Stall rest is often necessary for horses recovering from an illness, injury, or surgery. Not every horse is keen on this forced quiet time. A horse’s reaction to being confined depends largely on the individual’s personality. Regardless of how the horse responds, a change to the feeding regimen is likely necessary.
With less exercise comes a need for fewer calories, yet the horse needs sufficient nutrients to promote healing. Rarely will a horse be content with the amount of food you are offering. Either he’ll want more, or he won’t have much of an appetite and refuse to eat. Feed too much, and the horse can become difficult to handle and too active to facilitate healing. You need to figure out ways to keep him from becoming dangerous or so restless that he tries to tear the stall apart. However, if he eats too little, this adversely affects his immune system and overall health, which has negative impacts on healing progress.
Stimulating a Reduced Appetite
Appetite loss usually is a sequel to a surgical procedure or due to intestinal upset, illness, or intense pain. Sometimes all it takes is a good jump-start to get the horse interested again in eating. These tricks might stimulate your horse to eat:
- A sloppy bran mash mixed with supplement (complete feed pellet or a small amount of grain). Not only is the combination tasty, but it also gets a little extra water into your horse.
- A beet pulp mash (pellets soaked in water for 6-8 hours) provides fiber, calories, and fluids.
- Carrots, apples, softened horse biscuits, molasses, sugar water or Karo syrup might be enough to generate interest in a bucket of food.
- Handfuls of green grass or hand grazing are excellent appetite stimulants.
- Alfalfa added to a grass hay is much like giving us a piece of chocolate cake with our dinner.
- Anti-inflammatory medications may be needed if pain is causing your horse to back off food.
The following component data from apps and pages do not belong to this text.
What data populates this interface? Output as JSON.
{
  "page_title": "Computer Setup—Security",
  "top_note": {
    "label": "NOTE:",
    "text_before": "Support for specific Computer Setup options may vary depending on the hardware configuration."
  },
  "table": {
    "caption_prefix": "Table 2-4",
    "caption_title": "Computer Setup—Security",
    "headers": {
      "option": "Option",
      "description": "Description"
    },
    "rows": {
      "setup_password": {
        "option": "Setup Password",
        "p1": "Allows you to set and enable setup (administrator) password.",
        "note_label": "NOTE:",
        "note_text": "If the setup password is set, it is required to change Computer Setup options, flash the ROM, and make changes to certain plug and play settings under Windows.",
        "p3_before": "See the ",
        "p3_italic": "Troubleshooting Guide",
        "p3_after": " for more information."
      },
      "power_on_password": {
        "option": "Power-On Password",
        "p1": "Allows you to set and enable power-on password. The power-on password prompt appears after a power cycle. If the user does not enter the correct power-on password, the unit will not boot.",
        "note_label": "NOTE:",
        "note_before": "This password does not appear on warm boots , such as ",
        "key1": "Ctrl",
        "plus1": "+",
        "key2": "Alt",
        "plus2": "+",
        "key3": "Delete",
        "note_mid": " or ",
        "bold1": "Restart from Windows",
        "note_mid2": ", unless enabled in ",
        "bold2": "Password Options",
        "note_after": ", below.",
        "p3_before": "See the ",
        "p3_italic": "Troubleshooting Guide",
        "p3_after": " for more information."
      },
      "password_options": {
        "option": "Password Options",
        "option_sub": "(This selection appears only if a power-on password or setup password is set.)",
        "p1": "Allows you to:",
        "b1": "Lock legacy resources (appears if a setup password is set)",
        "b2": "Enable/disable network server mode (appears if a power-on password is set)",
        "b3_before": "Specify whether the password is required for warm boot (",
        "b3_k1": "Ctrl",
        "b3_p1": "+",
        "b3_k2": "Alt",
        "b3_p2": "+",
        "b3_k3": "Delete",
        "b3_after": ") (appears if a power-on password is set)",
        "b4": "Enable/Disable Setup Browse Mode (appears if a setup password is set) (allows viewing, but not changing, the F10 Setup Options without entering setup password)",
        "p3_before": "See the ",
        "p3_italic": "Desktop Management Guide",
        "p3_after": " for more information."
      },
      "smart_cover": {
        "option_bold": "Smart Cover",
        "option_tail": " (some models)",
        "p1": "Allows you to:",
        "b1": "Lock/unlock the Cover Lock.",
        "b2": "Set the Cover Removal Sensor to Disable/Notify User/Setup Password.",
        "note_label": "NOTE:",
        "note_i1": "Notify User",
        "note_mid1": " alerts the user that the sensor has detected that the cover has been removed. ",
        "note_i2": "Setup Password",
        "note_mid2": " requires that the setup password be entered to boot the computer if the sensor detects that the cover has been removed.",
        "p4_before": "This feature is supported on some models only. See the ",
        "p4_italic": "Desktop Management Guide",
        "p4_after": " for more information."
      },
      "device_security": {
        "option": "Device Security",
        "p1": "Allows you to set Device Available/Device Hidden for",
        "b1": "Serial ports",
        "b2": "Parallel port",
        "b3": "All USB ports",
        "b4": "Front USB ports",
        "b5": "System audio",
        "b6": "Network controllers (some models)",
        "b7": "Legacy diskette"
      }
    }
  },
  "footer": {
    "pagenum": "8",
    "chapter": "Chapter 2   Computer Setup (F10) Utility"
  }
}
For a horse that is no longer able to be active due to confinement, it is wise to cut back the calories. Switching to an all-grass hay diet is a good place to start. Fiber is the most important ingredient for keeping horse intestines healthy and to curtail the risk of developing gastric ulcers. Here’s a few ways to cut back on calories without creating other problems.
- Weigh the hay with a scale rather than “guesstimating” the volume so you feed an exact amount each day. The amount to feed should be calculated based on your horse’s body weight and your veterinarian’s recommendations. This amount varies depending on your horse’s condition and metabolism.
- Cut out most, if not all, supplements while the horse is inactive unless he is a hard keeper that needs added calories to maintain body condition. If an all-forage diet is used, a balancer product might be needed to ensure the horse gets all the nutrients he needs for healing.
- Feed small amounts of hay frequently throughout the day rather than in just two big meals. A “slow feeder” hay net helps slow intake so the hay lasts longer.
- Provide stall toys to prevent boredom and reducing the changes your horse turns to eating bedding, dirt, or the structure.
In all cases of forced confinement, converse with your veterinarian about what diet is most appropriate for your horse and his individual issues. You might need to be a bit creative to keep your horse happy and ‘healthy as a horse’ while in confinement. Once a routine has been established, he should settle in and get about the business of healing.